Task goal: Return each line of the listing that contains the string "name".

Data for processing:
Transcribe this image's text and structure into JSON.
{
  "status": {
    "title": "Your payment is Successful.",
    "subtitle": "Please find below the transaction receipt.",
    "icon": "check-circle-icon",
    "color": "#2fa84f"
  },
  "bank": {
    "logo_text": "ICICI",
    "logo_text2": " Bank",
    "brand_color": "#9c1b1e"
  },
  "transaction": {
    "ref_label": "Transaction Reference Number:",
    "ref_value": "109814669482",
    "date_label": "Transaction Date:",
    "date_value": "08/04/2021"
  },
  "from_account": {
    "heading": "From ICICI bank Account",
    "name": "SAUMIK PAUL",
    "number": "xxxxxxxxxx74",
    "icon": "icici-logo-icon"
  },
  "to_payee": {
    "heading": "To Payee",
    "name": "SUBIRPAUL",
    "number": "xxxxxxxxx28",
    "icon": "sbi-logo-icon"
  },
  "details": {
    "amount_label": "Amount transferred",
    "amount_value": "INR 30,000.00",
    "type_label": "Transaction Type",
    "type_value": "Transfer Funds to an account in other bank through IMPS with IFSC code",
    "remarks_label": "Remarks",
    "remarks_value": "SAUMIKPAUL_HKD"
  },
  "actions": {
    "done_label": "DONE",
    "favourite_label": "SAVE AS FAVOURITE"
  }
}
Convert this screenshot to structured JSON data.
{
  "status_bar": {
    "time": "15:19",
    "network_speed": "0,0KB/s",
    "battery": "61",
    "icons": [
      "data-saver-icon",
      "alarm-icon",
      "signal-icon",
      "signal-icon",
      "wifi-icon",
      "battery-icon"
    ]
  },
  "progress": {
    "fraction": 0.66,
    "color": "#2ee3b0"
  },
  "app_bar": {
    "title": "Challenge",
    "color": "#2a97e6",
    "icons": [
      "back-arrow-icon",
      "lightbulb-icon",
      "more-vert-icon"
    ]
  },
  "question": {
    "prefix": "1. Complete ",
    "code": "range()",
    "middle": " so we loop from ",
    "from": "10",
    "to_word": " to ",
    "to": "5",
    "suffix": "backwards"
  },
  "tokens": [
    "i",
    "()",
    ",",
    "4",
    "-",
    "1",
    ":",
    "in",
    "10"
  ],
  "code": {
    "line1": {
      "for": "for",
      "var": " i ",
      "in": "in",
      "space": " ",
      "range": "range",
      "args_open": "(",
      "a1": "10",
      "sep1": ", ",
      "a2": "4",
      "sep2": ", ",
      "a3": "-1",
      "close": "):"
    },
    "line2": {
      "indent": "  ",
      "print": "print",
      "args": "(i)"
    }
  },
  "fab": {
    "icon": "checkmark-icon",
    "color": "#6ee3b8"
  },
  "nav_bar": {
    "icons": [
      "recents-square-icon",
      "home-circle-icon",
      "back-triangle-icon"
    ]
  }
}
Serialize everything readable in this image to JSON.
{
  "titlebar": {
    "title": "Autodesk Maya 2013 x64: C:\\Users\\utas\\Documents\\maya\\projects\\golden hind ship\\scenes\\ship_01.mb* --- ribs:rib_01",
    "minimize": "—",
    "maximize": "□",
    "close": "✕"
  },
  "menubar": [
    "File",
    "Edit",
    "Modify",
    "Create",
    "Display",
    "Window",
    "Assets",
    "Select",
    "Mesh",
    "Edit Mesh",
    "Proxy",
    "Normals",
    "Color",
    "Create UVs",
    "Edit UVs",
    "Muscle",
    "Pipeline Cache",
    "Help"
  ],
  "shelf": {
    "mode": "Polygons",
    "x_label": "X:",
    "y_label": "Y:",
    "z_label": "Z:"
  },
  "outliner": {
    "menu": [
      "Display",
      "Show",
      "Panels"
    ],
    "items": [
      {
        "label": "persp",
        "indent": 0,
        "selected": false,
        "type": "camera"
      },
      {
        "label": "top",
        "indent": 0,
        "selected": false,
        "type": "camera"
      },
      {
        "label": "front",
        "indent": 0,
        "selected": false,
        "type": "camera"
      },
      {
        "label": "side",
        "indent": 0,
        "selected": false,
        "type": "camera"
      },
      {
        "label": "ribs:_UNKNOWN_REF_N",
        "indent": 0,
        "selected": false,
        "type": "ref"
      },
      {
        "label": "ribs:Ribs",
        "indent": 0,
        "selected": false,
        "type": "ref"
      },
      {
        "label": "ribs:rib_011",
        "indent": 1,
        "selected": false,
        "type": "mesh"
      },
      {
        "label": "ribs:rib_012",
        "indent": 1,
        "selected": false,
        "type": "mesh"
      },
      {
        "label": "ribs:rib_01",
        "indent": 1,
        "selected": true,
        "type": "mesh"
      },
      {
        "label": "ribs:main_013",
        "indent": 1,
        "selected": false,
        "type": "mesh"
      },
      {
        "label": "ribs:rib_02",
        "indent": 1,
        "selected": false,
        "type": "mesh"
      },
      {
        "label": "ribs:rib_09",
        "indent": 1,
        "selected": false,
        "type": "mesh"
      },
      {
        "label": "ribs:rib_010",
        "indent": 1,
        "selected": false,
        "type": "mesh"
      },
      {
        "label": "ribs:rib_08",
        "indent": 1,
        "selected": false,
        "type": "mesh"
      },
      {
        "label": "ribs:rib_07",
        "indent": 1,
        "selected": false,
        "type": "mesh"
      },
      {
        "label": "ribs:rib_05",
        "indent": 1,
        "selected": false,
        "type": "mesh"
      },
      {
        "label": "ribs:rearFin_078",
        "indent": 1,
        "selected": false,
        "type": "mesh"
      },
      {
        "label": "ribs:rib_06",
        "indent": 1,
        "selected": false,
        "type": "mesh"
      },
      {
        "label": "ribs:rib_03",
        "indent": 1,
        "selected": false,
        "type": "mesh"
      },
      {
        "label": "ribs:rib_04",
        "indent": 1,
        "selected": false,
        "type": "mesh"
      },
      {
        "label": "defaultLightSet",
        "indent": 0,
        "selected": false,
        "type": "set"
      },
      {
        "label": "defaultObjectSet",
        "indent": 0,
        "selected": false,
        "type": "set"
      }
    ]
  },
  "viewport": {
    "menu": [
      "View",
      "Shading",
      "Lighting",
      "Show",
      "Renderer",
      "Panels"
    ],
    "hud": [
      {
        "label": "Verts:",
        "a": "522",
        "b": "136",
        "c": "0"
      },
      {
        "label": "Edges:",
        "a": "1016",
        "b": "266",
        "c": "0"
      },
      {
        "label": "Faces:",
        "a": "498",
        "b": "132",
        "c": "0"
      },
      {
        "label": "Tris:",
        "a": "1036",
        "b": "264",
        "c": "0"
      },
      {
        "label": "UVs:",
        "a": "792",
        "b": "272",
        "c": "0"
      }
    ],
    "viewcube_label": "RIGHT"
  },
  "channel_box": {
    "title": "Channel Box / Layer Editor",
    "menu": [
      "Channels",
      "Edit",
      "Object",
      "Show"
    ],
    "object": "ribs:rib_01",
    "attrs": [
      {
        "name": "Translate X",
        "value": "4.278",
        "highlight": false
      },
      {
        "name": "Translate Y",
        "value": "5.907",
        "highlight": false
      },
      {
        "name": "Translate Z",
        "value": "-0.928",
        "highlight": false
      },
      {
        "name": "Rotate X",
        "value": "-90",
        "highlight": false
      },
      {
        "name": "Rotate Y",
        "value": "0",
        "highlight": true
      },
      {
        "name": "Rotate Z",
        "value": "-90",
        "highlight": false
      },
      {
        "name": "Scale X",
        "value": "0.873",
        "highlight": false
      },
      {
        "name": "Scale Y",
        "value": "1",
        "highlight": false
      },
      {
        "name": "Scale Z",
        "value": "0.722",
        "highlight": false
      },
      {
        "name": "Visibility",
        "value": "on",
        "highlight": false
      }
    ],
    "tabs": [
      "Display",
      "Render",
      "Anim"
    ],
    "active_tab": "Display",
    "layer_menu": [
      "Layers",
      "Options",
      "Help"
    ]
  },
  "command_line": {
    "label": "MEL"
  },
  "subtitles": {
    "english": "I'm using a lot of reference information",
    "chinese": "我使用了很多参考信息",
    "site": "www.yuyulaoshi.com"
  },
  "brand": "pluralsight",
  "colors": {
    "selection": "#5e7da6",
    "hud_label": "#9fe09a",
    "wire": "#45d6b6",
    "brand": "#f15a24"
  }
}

Solution:
    "name": "SAUMIK PAUL",
    "name": "SUBIRPAUL",
        "name": "Translate X",
        "name": "Translate Y",
        "name": "Translate Z",
        "name": "Rotate X",
        "name": "Rotate Y",
        "name": "Rotate Z",
        "name": "Scale X",
        "name": "Scale Y",
        "name": "Scale Z",
        "name": "Visibility",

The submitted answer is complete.